Abdullah Thani Faris al Anazi is a double amputee, having lost both of his legs in a U.S. bombing campaign in Afghanistan while he was employed as a humanitarian aid worker. . . . At times, he has been forced to walk on prosthetic limbs held together by duct tape.
Amazing stuff, duct tape. Just a couple more:
Ibrahim al-Rubaish was teaching in Pakistan when he was arrested by mercenaries and sold to allied forces. A religious scholar who dislikes hostility [sic] and was once a candidate for aWhat do you want to bet it was a judgeship on a sha'ria court?
judgeship . . .
I'll start the poetry quotin' with the opening stanza of one of Mubanga's raps:

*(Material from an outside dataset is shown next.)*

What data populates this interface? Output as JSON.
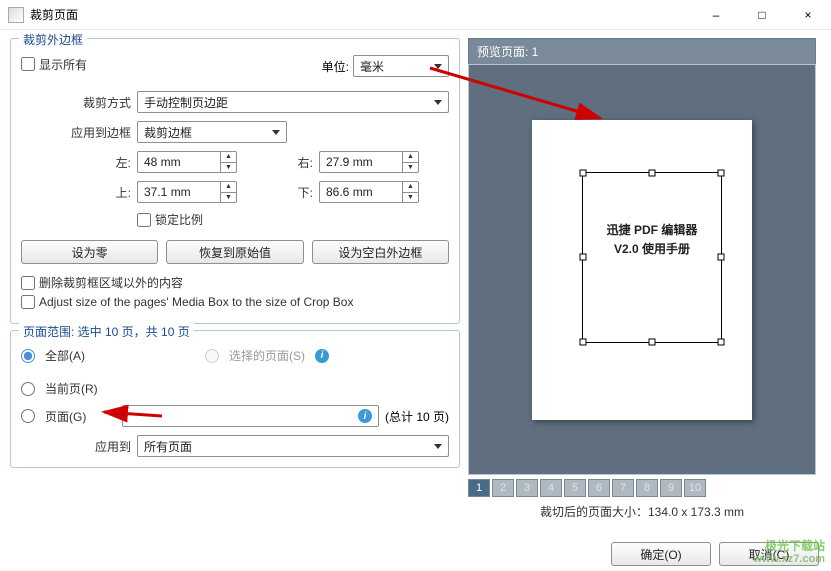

Martin Mubanga is a citizen of both the United Kingdom and Zambia. He was arrested in Zambia . . . and then transferred to Guantanamo without any legal process. While imprisoned there, Mubanga managed to inform his family . . . by sending them letters . . . in the form of rap poetry.
America sucks, America chills,
While d'blood of d'Muslims is forever getting spilled,
In d'streets of Nablus, in d'streets of Jenin,
Yeahhhhhhh! You know what I mean . . .
The number of "h"s is correct. I counted. Another? This is by some gink going under the name Ustad Badruzzaman Badr:
The Chief of the White Palace,Eh. Mild case of BDS. One more. Yes, I insist. This one's by "fourteen-year-old Chadian" Mohammed El Charadi, "detained at Guantanamo in violation of international law":
Like other sinful chiefs,
Cannot see our patience.
The whirlpool of our tears
Is moving fast towards him.
No one can endure the power of this flood.
We saw such insults from them [at Guantanamo]:
Not even the book of God was protected.
Along with their malice, they were foolish.
Tribulations, then hitting and imbecility.
For they are a people without reasonable minds,
Due to their supply of alcoholic drinks.
I'm no big fan of alcohol myself (any more), but this kid is a trifle censorious.
Poems from Guantanamo is only 72 pages long, Allah be praised (including the afterword by Ariel Dorfman, who makes his usual comparison between the U.S. and Chile under Pinochet), but reading the front-cover blurb is enough to warn away sensible people: "'At last Guantanamo has found its voice'--Gore Vidal."